## [Problem to solve]
Leave the pictures aside and copy all the data exactly.

## [Data listing]
BEGIN

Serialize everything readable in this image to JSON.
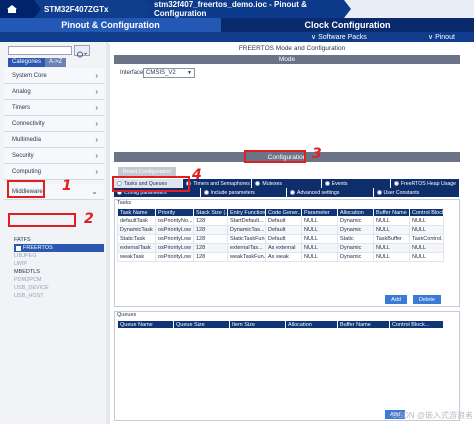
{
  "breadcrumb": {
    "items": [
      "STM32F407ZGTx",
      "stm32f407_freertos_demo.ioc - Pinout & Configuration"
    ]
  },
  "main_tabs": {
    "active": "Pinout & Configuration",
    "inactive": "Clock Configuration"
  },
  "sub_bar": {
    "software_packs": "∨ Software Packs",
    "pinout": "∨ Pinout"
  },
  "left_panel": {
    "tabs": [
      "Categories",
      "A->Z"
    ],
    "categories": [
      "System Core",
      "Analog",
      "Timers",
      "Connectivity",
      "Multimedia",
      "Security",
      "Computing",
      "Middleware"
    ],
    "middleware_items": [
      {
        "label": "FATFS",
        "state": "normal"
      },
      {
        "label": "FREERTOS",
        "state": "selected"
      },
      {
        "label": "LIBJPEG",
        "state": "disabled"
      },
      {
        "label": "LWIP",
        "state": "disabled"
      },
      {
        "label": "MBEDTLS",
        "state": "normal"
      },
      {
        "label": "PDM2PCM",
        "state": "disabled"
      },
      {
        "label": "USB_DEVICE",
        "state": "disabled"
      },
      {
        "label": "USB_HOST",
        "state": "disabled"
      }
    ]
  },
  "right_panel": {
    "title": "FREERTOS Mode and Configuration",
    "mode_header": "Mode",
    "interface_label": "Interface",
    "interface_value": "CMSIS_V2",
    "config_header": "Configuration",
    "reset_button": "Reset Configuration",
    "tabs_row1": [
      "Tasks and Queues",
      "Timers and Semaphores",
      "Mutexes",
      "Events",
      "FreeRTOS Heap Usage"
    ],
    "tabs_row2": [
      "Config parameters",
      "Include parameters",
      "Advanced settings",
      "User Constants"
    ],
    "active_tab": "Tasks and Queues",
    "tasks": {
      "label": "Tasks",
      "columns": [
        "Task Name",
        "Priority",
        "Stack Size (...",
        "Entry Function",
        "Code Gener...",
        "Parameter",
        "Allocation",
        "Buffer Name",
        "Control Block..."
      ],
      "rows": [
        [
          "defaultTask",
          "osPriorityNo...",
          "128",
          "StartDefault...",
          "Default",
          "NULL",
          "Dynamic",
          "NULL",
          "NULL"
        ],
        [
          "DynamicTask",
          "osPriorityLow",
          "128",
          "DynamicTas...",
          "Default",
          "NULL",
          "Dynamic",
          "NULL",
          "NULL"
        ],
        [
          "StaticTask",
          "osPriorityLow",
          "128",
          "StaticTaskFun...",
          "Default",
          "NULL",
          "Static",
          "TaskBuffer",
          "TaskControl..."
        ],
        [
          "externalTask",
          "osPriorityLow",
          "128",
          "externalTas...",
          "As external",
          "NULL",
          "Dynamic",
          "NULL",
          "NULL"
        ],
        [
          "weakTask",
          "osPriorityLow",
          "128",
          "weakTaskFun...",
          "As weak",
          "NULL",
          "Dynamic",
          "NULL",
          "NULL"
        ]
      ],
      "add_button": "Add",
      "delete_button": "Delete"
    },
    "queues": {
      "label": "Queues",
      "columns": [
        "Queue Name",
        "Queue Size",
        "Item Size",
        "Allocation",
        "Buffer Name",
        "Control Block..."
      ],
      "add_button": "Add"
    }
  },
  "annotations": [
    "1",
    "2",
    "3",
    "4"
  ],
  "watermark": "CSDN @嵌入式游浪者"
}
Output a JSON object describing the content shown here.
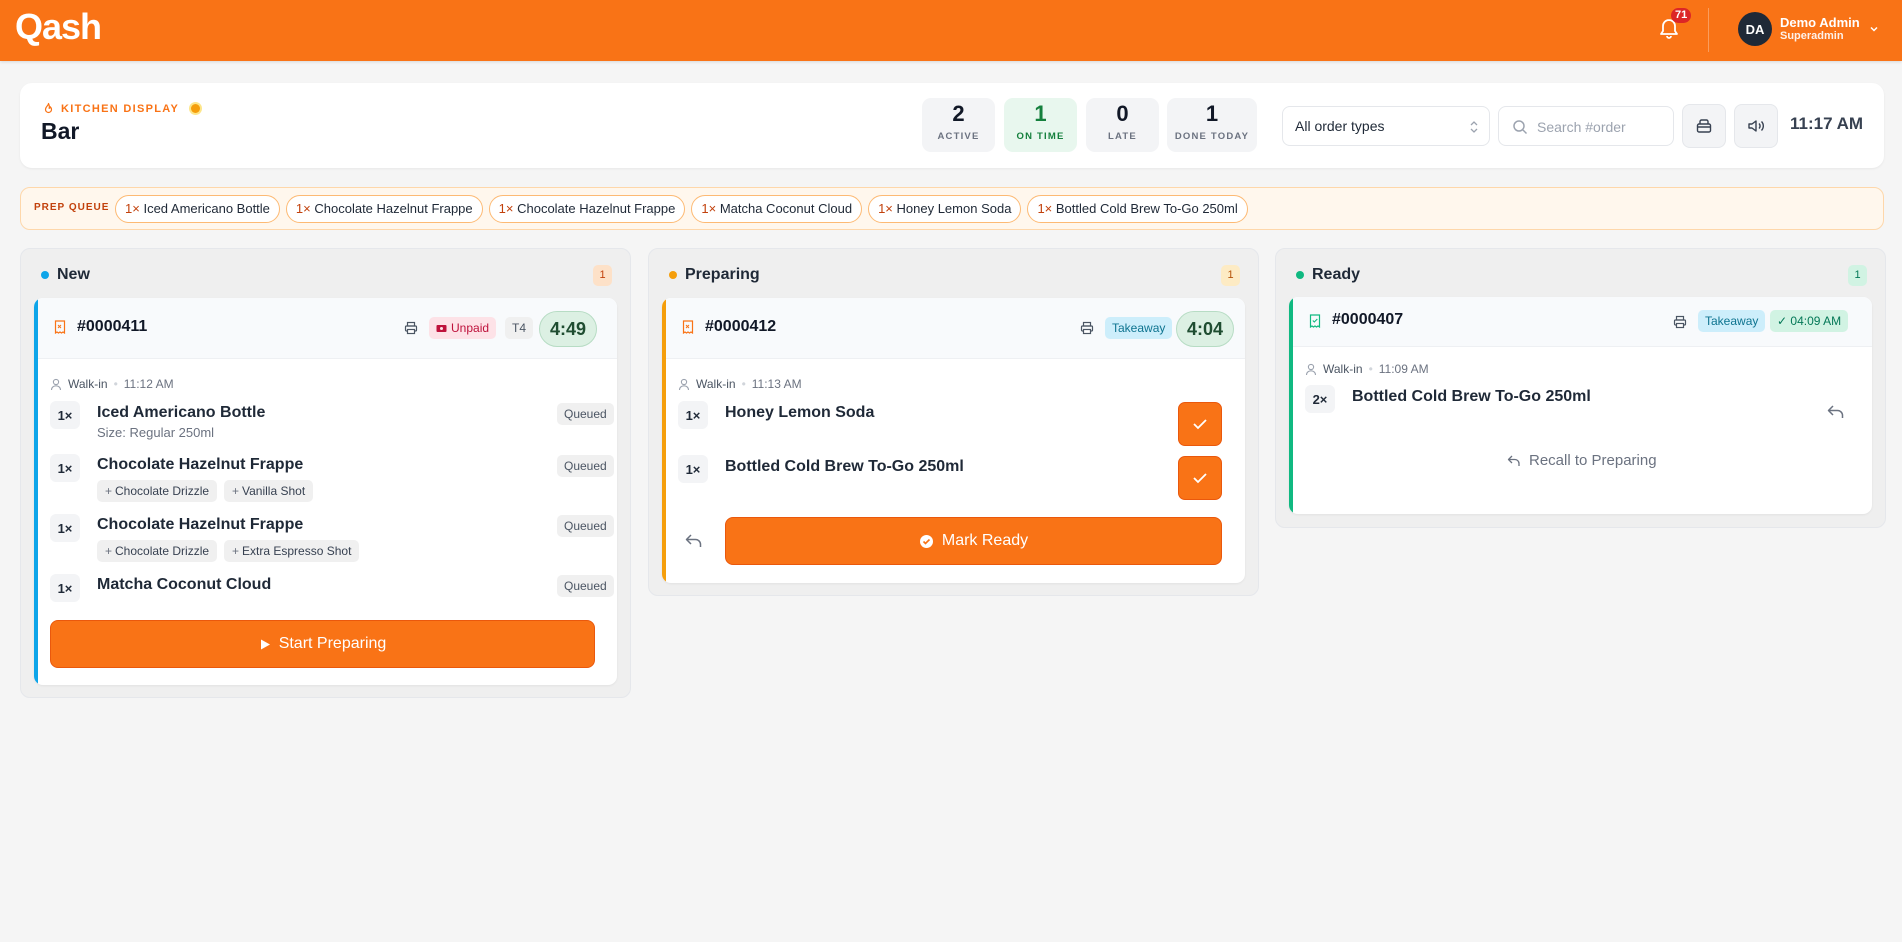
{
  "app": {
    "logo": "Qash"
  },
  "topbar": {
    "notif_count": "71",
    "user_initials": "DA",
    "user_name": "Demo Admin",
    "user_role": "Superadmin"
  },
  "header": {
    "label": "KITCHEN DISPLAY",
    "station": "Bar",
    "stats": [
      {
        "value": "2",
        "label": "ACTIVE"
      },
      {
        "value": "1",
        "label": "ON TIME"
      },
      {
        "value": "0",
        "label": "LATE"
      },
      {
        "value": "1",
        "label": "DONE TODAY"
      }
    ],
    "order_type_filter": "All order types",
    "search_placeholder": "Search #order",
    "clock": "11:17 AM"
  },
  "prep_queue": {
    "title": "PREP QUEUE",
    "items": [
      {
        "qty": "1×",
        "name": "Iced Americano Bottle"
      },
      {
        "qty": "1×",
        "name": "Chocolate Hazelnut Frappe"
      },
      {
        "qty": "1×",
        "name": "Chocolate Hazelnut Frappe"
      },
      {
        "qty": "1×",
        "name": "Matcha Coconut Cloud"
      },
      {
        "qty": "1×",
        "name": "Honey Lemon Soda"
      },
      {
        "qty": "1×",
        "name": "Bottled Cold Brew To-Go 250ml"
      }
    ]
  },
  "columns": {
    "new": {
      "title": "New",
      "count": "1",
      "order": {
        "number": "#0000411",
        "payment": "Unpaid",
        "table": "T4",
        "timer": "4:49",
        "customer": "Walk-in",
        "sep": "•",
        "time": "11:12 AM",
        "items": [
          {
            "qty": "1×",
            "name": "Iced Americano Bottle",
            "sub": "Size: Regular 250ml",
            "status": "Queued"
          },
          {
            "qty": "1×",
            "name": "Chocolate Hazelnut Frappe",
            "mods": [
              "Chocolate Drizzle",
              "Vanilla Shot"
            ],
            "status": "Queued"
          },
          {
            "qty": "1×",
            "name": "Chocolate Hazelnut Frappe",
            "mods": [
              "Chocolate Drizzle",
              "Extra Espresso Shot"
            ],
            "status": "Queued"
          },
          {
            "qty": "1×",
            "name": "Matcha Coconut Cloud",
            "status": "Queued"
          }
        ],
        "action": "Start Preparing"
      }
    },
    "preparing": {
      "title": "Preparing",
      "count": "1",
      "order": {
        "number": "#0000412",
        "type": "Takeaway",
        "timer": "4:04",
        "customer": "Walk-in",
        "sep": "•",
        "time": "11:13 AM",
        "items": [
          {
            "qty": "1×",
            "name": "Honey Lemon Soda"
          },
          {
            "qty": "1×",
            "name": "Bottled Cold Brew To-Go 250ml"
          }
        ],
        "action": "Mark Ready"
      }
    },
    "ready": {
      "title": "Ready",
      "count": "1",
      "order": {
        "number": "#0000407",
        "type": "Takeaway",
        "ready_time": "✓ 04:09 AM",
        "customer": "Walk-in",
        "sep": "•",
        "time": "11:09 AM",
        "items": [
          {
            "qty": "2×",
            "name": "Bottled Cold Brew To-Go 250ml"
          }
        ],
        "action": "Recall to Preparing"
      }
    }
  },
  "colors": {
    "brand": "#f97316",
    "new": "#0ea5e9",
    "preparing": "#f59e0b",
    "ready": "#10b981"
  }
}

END

## [Task response]
Serialize everything readable in this image to JSON.
{
  "breadcrumb": {
    "items": [
      "STM32F407ZGTx",
      "stm32f407_freertos_demo.ioc - Pinout & Configuration"
    ]
  },
  "main_tabs": {
    "active": "Pinout & Configuration",
    "inactive": "Clock Configuration"
  },
  "sub_bar": {
    "software_packs": "∨ Software Packs",
    "pinout": "∨ Pinout"
  },
  "left_panel": {
    "tabs": [
      "Categories",
      "A->Z"
    ],
    "categories": [
      "System Core",
      "Analog",
      "Timers",
      "Connectivity",
      "Multimedia",
      "Security",
      "Computing",
      "Middleware"
    ],
    "middleware_items": [
      {
        "label": "FATFS",
        "state": "normal"
      },
      {
        "label": "FREERTOS",
        "state": "selected"
      },
      {
        "label": "LIBJPEG",
        "state": "disabled"
      },
      {
        "label": "LWIP",
        "state": "disabled"
      },
      {
        "label": "MBEDTLS",
        "state": "normal"
      },
      {
        "label": "PDM2PCM",
        "state": "disabled"
      },
      {
        "label": "USB_DEVICE",
        "state": "disabled"
      },
      {
        "label": "USB_HOST",
        "state": "disabled"
      }
    ]
  },
  "right_panel": {
    "title": "FREERTOS Mode and Configuration",
    "mode_header": "Mode",
    "interface_label": "Interface",
    "interface_value": "CMSIS_V2",
    "config_header": "Configuration",
    "reset_button": "Reset Configuration",
    "tabs_row1": [
      "Tasks and Queues",
      "Timers and Semaphores",
      "Mutexes",
      "Events",
      "FreeRTOS Heap Usage"
    ],
    "tabs_row2": [
      "Config parameters",
      "Include parameters",
      "Advanced settings",
      "User Constants"
    ],
    "active_tab": "Tasks and Queues",
    "tasks": {
      "label": "Tasks",
      "columns": [
        "Task Name",
        "Priority",
        "Stack Size (...",
        "Entry Function",
        "Code Gener...",
        "Parameter",
        "Allocation",
        "Buffer Name",
        "Control Block..."
      ],
      "rows": [
        [
          "defaultTask",
          "osPriorityNo...",
          "128",
          "StartDefault...",
          "Default",
          "NULL",
          "Dynamic",
          "NULL",
          "NULL"
        ],
        [
          "DynamicTask",
          "osPriorityLow",
          "128",
          "DynamicTas...",
          "Default",
          "NULL",
          "Dynamic",
          "NULL",
          "NULL"
        ],
        [
          "StaticTask",
          "osPriorityLow",
          "128",
          "StaticTaskFun...",
          "Default",
          "NULL",
          "Static",
          "TaskBuffer",
          "TaskControl..."
        ],
        [
          "externalTask",
          "osPriorityLow",
          "128",
          "externalTas...",
          "As external",
          "NULL",
          "Dynamic",
          "NULL",
          "NULL"
        ],
        [
          "weakTask",
          "osPriorityLow",
          "128",
          "weakTaskFun...",
          "As weak",
          "NULL",
          "Dynamic",
          "NULL",
          "NULL"
        ]
      ],
      "add_button": "Add",
      "delete_button": "Delete"
    },
    "queues": {
      "label": "Queues",
      "columns": [
        "Queue Name",
        "Queue Size",
        "Item Size",
        "Allocation",
        "Buffer Name",
        "Control Block..."
      ],
      "add_button": "Add"
    }
  },
  "annotations": [
    "1",
    "2",
    "3",
    "4"
  ],
  "watermark": "CSDN @嵌入式游浪者"
}
Output a JSON object describing the content shown here.
{
  "app": {
    "logo": "Qash"
  },
  "topbar": {
    "notif_count": "71",
    "user_initials": "DA",
    "user_name": "Demo Admin",
    "user_role": "Superadmin"
  },
  "header": {
    "label": "KITCHEN DISPLAY",
    "station": "Bar",
    "stats": [
      {
        "value": "2",
        "label": "ACTIVE"
      },
      {
        "value": "1",
        "label": "ON TIME"
      },
      {
        "value": "0",
        "label": "LATE"
      },
      {
        "value": "1",
        "label": "DONE TODAY"
      }
    ],
    "order_type_filter": "All order types",
    "search_placeholder": "Search #order",
    "clock": "11:17 AM"
  },
  "prep_queue": {
    "title": "PREP QUEUE",
    "items": [
      {
        "qty": "1×",
        "name": "Iced Americano Bottle"
      },
      {
        "qty": "1×",
        "name": "Chocolate Hazelnut Frappe"
      },
      {
        "qty": "1×",
        "name": "Chocolate Hazelnut Frappe"
      },
      {
        "qty": "1×",
        "name": "Matcha Coconut Cloud"
      },
      {
        "qty": "1×",
        "name": "Honey Lemon Soda"
      },
      {
        "qty": "1×",
        "name": "Bottled Cold Brew To-Go 250ml"
      }
    ]
  },
  "columns": {
    "new": {
      "title": "New",
      "count": "1",
      "order": {
        "number": "#0000411",
        "payment": "Unpaid",
        "table": "T4",
        "timer": "4:49",
        "customer": "Walk-in",
        "sep": "•",
        "time": "11:12 AM",
        "items": [
          {
            "qty": "1×",
            "name": "Iced Americano Bottle",
            "sub": "Size: Regular 250ml",
            "status": "Queued"
          },
          {
            "qty": "1×",
            "name": "Chocolate Hazelnut Frappe",
            "mods": [
              "Chocolate Drizzle",
              "Vanilla Shot"
            ],
            "status": "Queued"
          },
          {
            "qty": "1×",
            "name": "Chocolate Hazelnut Frappe",
            "mods": [
              "Chocolate Drizzle",
              "Extra Espresso Shot"
            ],
            "status": "Queued"
          },
          {
            "qty": "1×",
            "name": "Matcha Coconut Cloud",
            "status": "Queued"
          }
        ],
        "action": "Start Preparing"
      }
    },
    "preparing": {
      "title": "Preparing",
      "count": "1",
      "order": {
        "number": "#0000412",
        "type": "Takeaway",
        "timer": "4:04",
        "customer": "Walk-in",
        "sep": "•",
        "time": "11:13 AM",
        "items": [
          {
            "qty": "1×",
            "name": "Honey Lemon Soda"
          },
          {
            "qty": "1×",
            "name": "Bottled Cold Brew To-Go 250ml"
          }
        ],
        "action": "Mark Ready"
      }
    },
    "ready": {
      "title": "Ready",
      "count": "1",
      "order": {
        "number": "#0000407",
        "type": "Takeaway",
        "ready_time": "✓ 04:09 AM",
        "customer": "Walk-in",
        "sep": "•",
        "time": "11:09 AM",
        "items": [
          {
            "qty": "2×",
            "name": "Bottled Cold Brew To-Go 250ml"
          }
        ],
        "action": "Recall to Preparing"
      }
    }
  },
  "colors": {
    "brand": "#f97316",
    "new": "#0ea5e9",
    "preparing": "#f59e0b",
    "ready": "#10b981"
  }
}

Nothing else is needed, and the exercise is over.